The contrasts with the ID crowd (if it can be said they have enough for a crowd) continued with Miller's points about how science deals with a new claim (1. research, 2. peer review, conferences, publishing, thrashing it out, which leads to 3. scientific consensus and then finally 4. the claims are included in classrooms and textbooks.) and what the IDers are demanding (going directly from the new claim to the classroom and textbooks without all the intervening steps that scientists take.)

Miller talked a bit about his experiences in the Dover trial -- I'll gloss over that, except for the fact that former PA Sentator Rick Santorum had nominated Judge Jones to his position (how did I not know that?!) The IDers must have felt that the fix was in when they drew Judge Jones.

He also gave some examples of evolutionary theory pwning ID/creationism/irreducible complexity. I've heard him talk about these in more detail in this video from a talk he gave at Case Western: It's 2 hours long, but he presents some very powerful evolutionary explanations and predictions. (bacterial flagellum, fused human chromosome #2, the dishonest presentation of the fish-to-amphibian fossil record in the ID/creationist book "Of Panda's and People", etc.

Tonight's talk was a little over an hour and fifteen minutes, but Miller is a very funny, engaging speaker. "Didn't these guys learn anything from the Nixon administration?!" (referring to the documents presented by the "Of Pandas and People" text creators to the Dover plaintiffs which were the nail in the coffin on the idea that ID is creationism and hence is religious teaching, not science.)

His view of Expelled is that the IDers need an explanation of why their ideas haven't caught on in the scientific community, and about the last straw they have is to conflate "Darwinism" to Nazism and other social ills. He said that we have to confront those errors with the facts every time we hear them. He also talked about reviewing Behe's new book -- twice -- and reports that Behe accepts the common ancestry of all beings, including humans, which is sure to be a disappointment to many IDers.

Another couple of funny anecdotes -- when he was on the Colbert Report, the only contact he had with Colbert was right before the show when Colbert said to him as he walked by, "Are you Miller? I'm gonna get you -- you're going DOWN!" Also, during the cold war, Miller was at a conference (either in E. Germany or someplace with some E. German scientists) -- I swear, the beginning of this anecdote was the only time my mind wandered -- and when one of the Germans left to go to the rest room, Miller turned to the other scientists and said, "Um, you know, that guy really isn't very smart," and the other Germans said, "Oh, him? His not a SCIENTIST -- he's Stasi!" (apparently, that's the only way the E. Germans would let their scientists hang with our scientists.)

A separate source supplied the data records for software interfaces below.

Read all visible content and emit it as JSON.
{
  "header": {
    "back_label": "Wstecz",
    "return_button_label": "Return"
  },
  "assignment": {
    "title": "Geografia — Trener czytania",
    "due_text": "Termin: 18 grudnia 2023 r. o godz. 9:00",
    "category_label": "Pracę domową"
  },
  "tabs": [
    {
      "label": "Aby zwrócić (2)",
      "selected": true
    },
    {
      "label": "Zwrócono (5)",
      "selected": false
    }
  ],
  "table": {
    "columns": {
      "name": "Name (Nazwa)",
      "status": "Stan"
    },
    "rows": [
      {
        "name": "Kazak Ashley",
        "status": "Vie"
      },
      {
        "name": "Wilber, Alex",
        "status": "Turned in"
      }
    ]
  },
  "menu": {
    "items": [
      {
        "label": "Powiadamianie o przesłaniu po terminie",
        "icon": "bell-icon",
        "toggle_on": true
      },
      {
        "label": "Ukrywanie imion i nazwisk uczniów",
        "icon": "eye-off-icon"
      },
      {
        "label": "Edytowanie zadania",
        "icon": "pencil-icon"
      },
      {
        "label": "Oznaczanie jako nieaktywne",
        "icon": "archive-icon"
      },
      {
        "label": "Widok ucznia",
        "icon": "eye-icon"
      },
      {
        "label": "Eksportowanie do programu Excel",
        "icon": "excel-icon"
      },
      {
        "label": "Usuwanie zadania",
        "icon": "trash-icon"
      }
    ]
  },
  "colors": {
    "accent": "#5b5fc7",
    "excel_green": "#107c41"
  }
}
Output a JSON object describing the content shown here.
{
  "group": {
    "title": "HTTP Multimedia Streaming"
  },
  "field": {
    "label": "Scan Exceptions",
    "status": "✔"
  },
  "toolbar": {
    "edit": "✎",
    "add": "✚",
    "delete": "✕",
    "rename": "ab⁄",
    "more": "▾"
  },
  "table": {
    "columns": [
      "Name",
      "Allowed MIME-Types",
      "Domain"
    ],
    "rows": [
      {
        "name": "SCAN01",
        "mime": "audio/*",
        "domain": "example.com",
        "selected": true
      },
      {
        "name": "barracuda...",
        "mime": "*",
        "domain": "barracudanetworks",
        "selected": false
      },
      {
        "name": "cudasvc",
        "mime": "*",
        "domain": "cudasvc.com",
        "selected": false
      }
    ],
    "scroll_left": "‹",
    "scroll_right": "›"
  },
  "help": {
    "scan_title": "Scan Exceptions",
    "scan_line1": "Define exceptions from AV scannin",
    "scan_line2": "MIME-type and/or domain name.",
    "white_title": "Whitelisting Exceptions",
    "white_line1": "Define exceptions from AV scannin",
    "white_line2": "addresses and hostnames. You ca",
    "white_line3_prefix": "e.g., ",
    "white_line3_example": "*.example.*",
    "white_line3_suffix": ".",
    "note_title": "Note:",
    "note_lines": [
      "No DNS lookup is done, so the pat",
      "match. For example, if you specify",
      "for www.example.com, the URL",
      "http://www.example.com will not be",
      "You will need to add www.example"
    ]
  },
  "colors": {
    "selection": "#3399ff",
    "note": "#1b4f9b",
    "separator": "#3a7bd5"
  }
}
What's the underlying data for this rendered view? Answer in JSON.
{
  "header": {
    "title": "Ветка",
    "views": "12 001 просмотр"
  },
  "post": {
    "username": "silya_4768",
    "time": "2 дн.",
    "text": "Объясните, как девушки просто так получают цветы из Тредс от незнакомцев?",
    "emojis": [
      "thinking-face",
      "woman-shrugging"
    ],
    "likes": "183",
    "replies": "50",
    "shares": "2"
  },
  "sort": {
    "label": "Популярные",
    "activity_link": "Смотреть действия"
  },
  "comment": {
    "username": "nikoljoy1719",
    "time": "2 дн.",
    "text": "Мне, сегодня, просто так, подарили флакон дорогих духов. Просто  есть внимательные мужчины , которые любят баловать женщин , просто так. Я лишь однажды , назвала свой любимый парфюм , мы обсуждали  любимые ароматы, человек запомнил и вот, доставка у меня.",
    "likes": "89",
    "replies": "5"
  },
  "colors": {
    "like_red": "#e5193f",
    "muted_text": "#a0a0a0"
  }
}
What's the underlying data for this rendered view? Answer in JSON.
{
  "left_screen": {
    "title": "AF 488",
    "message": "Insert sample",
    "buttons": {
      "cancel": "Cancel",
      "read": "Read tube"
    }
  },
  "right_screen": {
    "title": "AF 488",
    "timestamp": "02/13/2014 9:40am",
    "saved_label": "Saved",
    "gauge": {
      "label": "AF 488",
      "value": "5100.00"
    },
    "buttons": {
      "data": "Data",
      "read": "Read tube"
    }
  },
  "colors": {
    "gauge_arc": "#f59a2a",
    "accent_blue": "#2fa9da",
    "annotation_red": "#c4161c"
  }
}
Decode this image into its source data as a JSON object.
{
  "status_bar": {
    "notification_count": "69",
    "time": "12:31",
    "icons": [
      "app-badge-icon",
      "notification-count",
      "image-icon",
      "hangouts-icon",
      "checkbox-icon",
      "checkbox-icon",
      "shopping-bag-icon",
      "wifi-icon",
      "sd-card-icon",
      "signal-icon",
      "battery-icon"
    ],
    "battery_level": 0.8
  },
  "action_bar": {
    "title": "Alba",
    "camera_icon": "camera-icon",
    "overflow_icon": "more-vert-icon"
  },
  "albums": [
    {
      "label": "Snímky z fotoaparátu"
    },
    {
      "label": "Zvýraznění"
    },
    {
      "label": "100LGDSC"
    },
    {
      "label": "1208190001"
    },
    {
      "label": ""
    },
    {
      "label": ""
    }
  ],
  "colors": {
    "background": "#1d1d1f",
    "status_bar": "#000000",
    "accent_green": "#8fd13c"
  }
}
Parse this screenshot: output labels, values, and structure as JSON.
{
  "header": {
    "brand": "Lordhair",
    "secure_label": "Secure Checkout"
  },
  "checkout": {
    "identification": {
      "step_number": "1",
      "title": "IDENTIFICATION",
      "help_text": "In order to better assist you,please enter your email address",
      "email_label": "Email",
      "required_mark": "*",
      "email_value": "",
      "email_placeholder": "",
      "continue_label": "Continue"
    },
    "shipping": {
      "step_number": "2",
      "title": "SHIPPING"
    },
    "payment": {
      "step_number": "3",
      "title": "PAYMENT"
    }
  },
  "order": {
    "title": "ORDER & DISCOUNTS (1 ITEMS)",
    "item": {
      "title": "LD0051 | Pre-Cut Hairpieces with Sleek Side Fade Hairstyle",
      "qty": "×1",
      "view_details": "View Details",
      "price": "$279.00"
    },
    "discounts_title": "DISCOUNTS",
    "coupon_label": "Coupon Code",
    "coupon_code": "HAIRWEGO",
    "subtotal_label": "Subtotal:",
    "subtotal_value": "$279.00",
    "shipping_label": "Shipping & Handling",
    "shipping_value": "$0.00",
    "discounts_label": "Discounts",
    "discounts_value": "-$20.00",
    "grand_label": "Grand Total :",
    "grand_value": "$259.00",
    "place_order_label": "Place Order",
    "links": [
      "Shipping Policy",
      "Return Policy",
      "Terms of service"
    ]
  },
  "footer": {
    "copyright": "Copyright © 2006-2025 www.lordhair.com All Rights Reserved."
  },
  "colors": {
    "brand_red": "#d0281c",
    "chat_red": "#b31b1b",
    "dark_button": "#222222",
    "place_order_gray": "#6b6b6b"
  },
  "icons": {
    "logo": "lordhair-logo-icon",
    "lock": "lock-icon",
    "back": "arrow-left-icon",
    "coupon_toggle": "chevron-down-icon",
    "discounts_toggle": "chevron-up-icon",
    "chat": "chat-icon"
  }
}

And of course, because Miller is a theist -- Catholic to be exact -- he discussed how one can be a believer and accept evolutionary theory, and how accepting evolution does not necessarily lead to atheism. True enough, although in the case of this writer, accepting evolutionary theory did make it possible for me to be a non-believer, and it would be dishonest of me to say that this aspect of my education didn't have an effect on my beliefs. Of course, every aspect of my education eventually led me to non-belief, so I don't think the IDers should just pick on biology!